> [ASSIGNMENT]
Whenever a line of the data below holds the string "accent", copy that line.

> [SUPPLIED MATERIAL]
-*-*-

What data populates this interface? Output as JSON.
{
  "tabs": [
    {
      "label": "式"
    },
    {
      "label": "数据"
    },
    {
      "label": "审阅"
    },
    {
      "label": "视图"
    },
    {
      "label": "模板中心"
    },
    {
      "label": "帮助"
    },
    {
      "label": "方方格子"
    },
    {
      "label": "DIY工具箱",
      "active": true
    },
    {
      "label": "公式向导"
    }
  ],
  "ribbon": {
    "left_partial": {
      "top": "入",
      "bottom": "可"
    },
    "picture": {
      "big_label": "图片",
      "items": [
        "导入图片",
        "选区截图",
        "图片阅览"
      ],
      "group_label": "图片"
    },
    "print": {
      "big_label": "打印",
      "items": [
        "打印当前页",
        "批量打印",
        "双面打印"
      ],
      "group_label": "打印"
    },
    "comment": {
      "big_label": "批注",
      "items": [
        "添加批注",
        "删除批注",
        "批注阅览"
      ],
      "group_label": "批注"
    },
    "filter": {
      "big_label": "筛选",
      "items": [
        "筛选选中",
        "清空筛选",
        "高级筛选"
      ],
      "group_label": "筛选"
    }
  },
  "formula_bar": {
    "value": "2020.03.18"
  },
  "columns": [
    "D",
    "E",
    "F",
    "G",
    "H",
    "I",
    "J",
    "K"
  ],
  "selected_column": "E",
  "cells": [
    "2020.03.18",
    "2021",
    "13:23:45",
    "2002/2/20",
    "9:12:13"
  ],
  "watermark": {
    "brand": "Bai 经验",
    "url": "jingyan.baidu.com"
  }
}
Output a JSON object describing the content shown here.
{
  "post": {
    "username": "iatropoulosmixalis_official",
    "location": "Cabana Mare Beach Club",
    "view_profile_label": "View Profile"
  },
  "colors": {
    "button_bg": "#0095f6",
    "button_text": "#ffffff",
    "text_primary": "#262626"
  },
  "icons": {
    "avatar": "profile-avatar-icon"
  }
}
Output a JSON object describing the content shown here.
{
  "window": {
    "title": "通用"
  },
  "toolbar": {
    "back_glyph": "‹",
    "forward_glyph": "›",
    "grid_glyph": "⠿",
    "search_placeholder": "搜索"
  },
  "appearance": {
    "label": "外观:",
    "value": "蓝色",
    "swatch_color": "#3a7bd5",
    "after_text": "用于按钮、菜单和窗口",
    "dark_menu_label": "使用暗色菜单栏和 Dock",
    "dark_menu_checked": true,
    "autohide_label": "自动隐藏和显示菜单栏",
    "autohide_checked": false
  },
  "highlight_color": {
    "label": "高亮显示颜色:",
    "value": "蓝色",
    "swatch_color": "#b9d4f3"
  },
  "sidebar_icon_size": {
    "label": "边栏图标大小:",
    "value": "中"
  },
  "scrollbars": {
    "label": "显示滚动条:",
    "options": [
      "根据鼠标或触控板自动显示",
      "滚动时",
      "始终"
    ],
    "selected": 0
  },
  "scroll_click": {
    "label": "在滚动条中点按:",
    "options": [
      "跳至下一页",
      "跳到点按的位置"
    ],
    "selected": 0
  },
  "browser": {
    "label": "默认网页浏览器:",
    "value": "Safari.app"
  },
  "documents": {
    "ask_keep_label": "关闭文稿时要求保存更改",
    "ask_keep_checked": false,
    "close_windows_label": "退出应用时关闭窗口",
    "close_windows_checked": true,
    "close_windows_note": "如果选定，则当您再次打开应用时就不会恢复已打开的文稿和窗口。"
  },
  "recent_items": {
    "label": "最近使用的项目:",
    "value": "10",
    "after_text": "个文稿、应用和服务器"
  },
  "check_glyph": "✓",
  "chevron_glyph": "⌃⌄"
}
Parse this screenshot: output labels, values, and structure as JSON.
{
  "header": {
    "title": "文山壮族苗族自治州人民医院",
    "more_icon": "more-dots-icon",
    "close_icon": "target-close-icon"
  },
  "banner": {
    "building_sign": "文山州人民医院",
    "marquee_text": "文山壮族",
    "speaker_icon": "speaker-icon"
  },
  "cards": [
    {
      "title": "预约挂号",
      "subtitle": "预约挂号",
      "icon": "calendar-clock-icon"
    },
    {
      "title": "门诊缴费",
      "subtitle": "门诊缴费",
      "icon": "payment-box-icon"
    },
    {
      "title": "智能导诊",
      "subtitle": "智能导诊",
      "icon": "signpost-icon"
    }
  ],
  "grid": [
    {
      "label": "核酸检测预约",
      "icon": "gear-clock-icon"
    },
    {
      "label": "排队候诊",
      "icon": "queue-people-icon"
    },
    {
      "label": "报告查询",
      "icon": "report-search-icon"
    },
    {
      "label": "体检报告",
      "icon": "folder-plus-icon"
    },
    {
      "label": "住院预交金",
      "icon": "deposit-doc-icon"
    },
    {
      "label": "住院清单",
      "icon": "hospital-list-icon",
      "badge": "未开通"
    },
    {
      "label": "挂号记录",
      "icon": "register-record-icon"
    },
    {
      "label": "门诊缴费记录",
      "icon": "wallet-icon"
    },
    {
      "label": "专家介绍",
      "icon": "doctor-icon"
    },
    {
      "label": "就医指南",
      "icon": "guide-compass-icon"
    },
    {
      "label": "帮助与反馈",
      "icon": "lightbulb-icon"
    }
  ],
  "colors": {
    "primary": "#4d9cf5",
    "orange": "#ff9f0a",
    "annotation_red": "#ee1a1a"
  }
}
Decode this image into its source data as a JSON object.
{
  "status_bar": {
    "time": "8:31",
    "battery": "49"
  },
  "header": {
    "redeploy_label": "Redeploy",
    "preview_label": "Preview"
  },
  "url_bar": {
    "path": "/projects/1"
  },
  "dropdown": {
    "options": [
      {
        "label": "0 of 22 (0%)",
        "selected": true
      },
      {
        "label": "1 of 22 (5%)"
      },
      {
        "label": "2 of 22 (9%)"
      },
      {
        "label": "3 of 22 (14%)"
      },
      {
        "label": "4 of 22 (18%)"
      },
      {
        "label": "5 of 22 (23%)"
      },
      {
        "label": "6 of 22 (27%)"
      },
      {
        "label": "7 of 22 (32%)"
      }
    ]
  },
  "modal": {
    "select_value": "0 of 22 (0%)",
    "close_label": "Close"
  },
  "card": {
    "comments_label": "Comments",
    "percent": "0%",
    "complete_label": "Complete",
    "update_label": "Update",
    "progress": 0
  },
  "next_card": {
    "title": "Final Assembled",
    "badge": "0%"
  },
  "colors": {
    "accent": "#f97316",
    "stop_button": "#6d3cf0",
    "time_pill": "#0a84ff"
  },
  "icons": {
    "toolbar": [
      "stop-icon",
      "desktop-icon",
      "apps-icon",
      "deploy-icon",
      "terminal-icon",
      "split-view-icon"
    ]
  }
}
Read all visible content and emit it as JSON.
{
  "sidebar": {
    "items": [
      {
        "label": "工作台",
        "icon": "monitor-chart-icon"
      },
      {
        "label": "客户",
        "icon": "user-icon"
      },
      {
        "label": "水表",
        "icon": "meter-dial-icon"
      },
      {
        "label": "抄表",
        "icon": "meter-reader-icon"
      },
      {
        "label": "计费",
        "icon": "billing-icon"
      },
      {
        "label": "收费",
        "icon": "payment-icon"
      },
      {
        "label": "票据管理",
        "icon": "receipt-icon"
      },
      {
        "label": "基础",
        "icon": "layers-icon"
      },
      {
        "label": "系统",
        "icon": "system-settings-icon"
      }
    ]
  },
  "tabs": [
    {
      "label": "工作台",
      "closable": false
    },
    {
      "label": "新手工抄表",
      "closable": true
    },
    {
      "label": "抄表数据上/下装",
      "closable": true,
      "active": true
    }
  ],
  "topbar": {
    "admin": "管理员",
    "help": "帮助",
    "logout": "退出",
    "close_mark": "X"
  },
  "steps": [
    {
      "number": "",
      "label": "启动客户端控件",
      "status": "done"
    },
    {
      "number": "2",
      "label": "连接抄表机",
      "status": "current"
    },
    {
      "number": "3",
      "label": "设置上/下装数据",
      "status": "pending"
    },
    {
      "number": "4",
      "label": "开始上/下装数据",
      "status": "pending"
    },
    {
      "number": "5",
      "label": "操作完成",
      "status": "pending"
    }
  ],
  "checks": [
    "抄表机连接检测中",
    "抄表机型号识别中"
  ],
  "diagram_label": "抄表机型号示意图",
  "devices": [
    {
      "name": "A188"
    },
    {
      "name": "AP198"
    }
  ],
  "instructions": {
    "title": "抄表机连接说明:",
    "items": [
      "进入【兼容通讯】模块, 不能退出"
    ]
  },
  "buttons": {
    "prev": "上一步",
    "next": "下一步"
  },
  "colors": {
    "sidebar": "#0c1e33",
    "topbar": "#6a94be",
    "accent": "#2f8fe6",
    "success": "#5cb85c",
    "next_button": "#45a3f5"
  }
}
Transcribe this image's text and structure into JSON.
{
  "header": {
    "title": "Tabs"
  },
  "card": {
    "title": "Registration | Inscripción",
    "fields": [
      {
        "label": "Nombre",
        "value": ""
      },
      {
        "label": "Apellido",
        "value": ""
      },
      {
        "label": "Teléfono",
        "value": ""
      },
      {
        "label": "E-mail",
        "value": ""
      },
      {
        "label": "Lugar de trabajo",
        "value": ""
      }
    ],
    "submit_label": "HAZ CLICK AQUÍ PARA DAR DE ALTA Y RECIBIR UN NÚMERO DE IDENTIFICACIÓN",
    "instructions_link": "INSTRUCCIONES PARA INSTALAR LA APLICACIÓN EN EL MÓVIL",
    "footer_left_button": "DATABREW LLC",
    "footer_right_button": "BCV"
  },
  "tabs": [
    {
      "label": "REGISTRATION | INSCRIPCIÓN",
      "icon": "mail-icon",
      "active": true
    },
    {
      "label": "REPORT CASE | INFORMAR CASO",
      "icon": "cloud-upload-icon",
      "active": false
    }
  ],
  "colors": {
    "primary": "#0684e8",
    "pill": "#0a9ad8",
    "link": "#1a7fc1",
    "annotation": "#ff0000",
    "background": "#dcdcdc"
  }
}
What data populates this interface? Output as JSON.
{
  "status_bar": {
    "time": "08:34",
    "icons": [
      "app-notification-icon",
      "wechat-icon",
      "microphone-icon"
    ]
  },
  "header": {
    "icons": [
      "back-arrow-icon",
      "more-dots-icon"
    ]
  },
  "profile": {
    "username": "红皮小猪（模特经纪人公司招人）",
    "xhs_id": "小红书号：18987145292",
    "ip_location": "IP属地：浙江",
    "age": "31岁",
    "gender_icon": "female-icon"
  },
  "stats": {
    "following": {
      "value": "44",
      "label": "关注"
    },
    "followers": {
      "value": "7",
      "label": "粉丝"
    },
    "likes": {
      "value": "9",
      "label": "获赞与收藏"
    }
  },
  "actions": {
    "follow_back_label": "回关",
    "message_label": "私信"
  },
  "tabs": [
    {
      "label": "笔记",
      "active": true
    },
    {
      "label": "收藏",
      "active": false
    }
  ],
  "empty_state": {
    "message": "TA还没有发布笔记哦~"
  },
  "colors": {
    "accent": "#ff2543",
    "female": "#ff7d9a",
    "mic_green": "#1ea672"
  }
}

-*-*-

> [RESULT BELOW]
    "accent": "#f97316",
    "accent": "#2f8fe6",
    "accent": "#ff2543",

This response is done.